Some of you probably would do anything to get that extra dollar, but many would also think that the having $100,000,000 is more or less the same.
Back to practical matters, we might be able to agree that if you often manually focus at f/2 while shooting from the tripod and then make extremely large prints of your f/2 shots you might be able to demonstrate, probably with the help of side by side comparisons and a strong magnifying lens, that your f/2 Zeiss shot is, indeed, sharper than the f/2 Canon 135 shot.
An interesting question to consider: If you would consider the Zeiss lens, would you consider buying it if the mtf50 spec at f/2 was identical to that of the Canon at f/2? If so, why? If not, what specific increment of better MTF50 resolution at f/2 do you think would be significant? If the difference at f/2 were only 10% of the difference measured in this case, would you still buy the Zeiss over the Canon? What if the difference were 1%? Would you buy the Zeiss if Canon measured 10% better? For the "buttery long throw MF" or something else?

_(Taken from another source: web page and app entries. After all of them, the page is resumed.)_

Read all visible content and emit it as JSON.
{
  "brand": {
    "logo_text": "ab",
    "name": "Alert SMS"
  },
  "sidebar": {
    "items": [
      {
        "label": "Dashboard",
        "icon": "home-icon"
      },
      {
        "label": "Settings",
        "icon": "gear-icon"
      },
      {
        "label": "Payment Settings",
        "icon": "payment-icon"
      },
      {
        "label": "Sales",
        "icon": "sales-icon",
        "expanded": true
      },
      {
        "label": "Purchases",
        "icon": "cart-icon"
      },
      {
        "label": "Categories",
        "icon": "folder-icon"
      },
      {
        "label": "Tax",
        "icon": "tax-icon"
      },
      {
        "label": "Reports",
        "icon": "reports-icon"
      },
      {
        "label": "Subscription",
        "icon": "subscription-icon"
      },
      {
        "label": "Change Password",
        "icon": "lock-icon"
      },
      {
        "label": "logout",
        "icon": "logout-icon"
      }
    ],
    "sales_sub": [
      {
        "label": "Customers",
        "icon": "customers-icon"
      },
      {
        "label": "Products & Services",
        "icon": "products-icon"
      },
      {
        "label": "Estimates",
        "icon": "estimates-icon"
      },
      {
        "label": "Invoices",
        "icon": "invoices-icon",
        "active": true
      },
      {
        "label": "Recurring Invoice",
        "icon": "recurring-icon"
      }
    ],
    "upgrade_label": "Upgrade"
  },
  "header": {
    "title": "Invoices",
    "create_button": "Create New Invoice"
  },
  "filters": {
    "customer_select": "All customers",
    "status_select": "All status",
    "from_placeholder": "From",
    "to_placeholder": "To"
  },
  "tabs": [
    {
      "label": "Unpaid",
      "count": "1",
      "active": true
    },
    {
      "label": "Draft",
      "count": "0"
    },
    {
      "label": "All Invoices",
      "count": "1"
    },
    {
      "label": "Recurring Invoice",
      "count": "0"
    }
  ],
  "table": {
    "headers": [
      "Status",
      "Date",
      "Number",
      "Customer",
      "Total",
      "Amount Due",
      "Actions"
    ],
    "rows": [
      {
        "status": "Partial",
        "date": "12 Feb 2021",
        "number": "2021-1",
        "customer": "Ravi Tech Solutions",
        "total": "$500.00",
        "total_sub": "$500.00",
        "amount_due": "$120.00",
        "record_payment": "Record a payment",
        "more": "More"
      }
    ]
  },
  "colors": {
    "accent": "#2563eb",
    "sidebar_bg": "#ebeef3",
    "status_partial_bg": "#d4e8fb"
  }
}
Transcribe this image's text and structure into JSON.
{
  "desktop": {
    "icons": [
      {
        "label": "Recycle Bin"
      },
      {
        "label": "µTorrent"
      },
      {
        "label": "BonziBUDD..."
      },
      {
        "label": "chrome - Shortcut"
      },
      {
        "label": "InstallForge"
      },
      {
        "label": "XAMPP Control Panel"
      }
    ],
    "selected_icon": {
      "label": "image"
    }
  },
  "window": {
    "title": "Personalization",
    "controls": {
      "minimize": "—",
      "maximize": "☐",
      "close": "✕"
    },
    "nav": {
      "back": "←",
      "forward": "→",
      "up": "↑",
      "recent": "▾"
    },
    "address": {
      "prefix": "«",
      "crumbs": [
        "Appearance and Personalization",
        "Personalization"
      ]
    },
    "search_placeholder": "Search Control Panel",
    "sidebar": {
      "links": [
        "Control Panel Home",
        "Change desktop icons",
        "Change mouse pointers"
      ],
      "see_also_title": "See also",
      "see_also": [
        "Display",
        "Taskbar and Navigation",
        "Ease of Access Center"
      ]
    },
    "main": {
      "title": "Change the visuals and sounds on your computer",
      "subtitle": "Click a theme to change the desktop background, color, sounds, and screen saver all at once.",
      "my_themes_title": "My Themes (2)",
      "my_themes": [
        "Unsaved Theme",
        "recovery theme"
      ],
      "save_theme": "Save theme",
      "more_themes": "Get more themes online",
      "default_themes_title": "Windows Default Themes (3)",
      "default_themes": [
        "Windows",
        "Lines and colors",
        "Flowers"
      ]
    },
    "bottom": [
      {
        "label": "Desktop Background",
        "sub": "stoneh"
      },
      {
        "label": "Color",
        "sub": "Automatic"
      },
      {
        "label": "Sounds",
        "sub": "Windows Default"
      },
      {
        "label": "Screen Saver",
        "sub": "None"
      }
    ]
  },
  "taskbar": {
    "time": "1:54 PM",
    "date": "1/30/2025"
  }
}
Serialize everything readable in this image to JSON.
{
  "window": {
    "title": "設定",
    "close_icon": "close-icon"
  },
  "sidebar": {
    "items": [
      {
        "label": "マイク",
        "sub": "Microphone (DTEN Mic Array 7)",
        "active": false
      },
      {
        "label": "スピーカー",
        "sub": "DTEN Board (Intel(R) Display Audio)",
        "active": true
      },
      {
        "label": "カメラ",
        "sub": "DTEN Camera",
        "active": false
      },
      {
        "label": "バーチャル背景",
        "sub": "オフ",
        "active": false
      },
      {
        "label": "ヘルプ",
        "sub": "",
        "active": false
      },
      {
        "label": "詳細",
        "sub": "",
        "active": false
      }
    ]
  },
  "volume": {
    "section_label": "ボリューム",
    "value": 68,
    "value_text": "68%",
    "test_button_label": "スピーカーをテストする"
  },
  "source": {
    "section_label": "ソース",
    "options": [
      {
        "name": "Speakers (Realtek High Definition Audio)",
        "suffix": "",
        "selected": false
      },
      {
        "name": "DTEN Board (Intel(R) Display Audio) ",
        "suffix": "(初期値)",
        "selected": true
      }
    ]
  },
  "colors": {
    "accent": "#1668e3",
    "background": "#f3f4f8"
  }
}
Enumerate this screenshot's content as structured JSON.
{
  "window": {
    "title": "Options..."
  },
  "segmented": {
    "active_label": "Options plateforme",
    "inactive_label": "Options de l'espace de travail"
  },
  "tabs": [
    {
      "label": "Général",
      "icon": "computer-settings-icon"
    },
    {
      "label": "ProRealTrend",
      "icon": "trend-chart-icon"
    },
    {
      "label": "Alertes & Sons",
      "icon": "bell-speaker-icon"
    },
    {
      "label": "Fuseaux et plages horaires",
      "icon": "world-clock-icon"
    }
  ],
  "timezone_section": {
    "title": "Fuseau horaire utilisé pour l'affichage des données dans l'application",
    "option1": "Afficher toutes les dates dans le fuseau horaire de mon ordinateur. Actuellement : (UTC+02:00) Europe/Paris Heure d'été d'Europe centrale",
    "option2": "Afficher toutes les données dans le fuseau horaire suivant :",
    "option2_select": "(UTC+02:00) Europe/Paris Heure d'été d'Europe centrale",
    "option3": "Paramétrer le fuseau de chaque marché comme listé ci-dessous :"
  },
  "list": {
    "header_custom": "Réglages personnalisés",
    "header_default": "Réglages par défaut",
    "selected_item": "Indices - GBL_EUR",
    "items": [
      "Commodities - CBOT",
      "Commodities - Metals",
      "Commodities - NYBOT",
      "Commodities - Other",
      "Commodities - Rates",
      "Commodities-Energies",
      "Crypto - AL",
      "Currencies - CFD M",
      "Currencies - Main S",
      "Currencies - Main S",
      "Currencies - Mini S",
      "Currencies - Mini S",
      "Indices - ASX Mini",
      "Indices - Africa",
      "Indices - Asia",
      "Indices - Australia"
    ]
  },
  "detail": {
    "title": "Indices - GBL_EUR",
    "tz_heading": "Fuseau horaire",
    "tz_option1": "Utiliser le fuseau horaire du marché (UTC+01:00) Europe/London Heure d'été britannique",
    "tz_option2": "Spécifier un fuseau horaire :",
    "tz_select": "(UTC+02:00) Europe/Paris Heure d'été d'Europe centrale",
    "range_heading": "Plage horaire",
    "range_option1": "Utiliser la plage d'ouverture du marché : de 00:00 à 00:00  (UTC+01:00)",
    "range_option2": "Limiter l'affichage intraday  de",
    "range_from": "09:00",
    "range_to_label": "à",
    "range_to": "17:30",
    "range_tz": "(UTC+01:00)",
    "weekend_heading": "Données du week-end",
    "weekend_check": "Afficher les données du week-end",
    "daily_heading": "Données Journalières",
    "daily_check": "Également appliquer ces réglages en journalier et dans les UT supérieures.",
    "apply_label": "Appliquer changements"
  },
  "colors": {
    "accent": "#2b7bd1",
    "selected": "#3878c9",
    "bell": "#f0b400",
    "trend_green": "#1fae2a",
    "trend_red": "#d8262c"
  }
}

For certain types of photography (E.g. product, fine art, portrait (some types), landscape, movies etc), what is more important than AF is the ability to precisely control the focal plane.
The buttery smooth long throw mf of the Zeiss would be better than the Canon implementation for many such applications.
Despite lack of AF, these lenses are very versatile.